We recently refinanced our home, and as part of the refinance, we had to have our house appraised. Our appraisal came in high enough that we were able to refinance, so we were lucky compared to so many other people. Fortunately, we refinanced before a neighboring house started plummeting in value.
The house I am referring initially went up for sale around $300,000 this past summer. Now in January, it is down to $235,000, and it is a short sale. I have no idea what happened behind the scenes. All I know is the owners up and moved away out of the blue one day and the house was suddenly up for sale.
When I thought about how much this home has dropped in value, I thought about price-drop-prevention.
My Plan To Help Keep Home Values From Dropping
I thought a lot about the how quickly and severely the price of the home in our neighborhood dropped, and to me, the reason is obvious: The house is very outdated.
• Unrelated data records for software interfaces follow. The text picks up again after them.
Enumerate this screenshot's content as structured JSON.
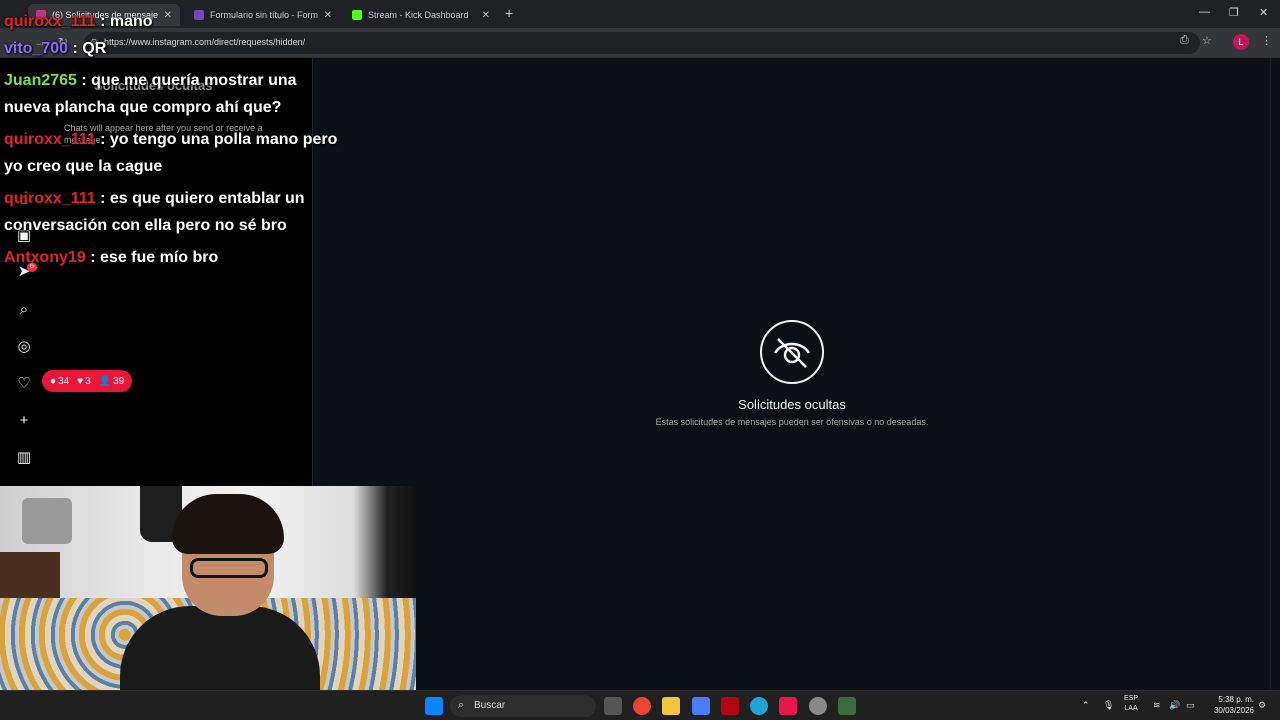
{
  "browser": {
    "tabs": [
      {
        "title": "(6) Solicitudes de mensajes • Inst",
        "active": true,
        "icon_color": "#c13584"
      },
      {
        "title": "Formulario sin título - Formulari",
        "active": false,
        "icon_color": "#7248b9"
      },
      {
        "title": "Stream - Kick Dashboard",
        "active": false,
        "icon_color": "#53fc18"
      }
    ],
    "new_tab": "+",
    "url": "https://www.instagram.com/direct/requests/hidden/",
    "profile_initial": "L"
  },
  "instagram": {
    "list_title": "Solicitudes ocultas",
    "empty_text": "Chats will appear here after you send or receive a message.",
    "notification_count": "6",
    "hidden_title": "Solicitudes ocultas",
    "hidden_subtitle": "Estas solicitudes de mensajes pueden ser ofensivas o no deseadas."
  },
  "chat": [
    {
      "user": "quiroxx_111",
      "text": " : mano",
      "color": "red"
    },
    {
      "user": "vito_700",
      "text": " : QR",
      "color": "violet"
    },
    {
      "user": "Juan2765",
      "text": " : que me quería mostrar una nueva plancha que compro ahí que?",
      "color": "green"
    },
    {
      "user": "quiroxx_111",
      "text": " : yo tengo una polla mano pero yo creo que la cague",
      "color": "red"
    },
    {
      "user": "quiroxx_111",
      "text": " : es que quiero entablar un conversación con ella pero no sé bro",
      "color": "red"
    },
    {
      "user": "Antxony19",
      "text": " : ese fue mío bro",
      "color": "red"
    }
  ],
  "stream_stats": {
    "comments": "34",
    "likes": "3",
    "viewers": "39"
  },
  "taskbar": {
    "search_label": "Buscar",
    "lang_top": "ESP",
    "lang_bottom": "LAA",
    "time": "5:38 p. m.",
    "date": "30/03/2026"
  }
}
Curb appeal is minimal; the family room still has paneling and pink carpet, etc. I honestly believe you could put $10,000 worth of upgrades into the home and it would sell pretty quickly, and at a much higher price. I was then wondering…what if banks that end up owning these homes partnered with contractors to fix up these houses instead of just allowing them to be sold at fire-sale prices? I understand that banks are not in the ‘construction market’ (they are too busy in the ‘flood zone market’, but perhaps they could partner up with a company that was, at least in areas with big markets?
We Could Even Create A New Segment Of Government!
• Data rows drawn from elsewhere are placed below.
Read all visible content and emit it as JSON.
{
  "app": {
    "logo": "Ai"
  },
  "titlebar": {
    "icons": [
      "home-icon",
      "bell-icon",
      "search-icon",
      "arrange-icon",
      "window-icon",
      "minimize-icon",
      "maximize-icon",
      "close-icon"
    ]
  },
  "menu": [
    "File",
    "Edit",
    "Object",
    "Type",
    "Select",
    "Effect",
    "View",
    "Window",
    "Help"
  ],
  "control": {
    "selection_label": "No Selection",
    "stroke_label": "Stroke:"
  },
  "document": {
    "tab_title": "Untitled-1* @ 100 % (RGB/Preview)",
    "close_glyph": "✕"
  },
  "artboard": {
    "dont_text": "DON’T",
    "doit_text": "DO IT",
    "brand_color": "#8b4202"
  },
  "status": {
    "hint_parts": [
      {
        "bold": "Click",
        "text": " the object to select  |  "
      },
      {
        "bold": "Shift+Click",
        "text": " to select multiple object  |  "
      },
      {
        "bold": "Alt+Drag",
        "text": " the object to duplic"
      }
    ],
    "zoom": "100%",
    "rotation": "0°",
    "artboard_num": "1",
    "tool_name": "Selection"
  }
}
This plan could even possibly help the government. Think about all the abandoned homes that are backed by Fannie/Freddie. Perhaps instead of just dropping home prices by $10,000, that money could be invested in the home in order to increase home value and reduce the amount of time it has to sit on the market. (Warren Buffett could even fund this initiative if he wanted to!) Again, the government would have to get involved in a business they are not currently in, but at least this type of involvement would help increase home prices and provide jobs.
I know that some people justify walking away from mortgages by saying it is just a contract between a homeowner and a bank, and people are allowed to back out of the deal. However, many others get hurt in the fall out too. (Especially considering how little many appraisers put into their reports, these ‘comps’ can really hurt those who want to sell a home or refinance.) Now, if someone had initially come in and paid $10,000 to fix up the house in my neighborhood, I am betting it would have sold for at least $270,000 months ago. The house has a great structure and is quite large. It is just hard to ‘see’ what it would become with it’s outdated carpet, walls, and fireplace. I am guessing that ultimately someone will scoop the house up at some point and renovate. If that is the case, I hope they sell it after the renovation so the ‘comps’ more accurately reflect the real value of the home.
I recognize that my plan is overly simplified. However, think of the jobs that would be created and the possible increase in home prices if the banks (and Freddie/Fannie) could be proactive and actually try to improve the homes instead of just letting these homes languish on the market.
What do you think?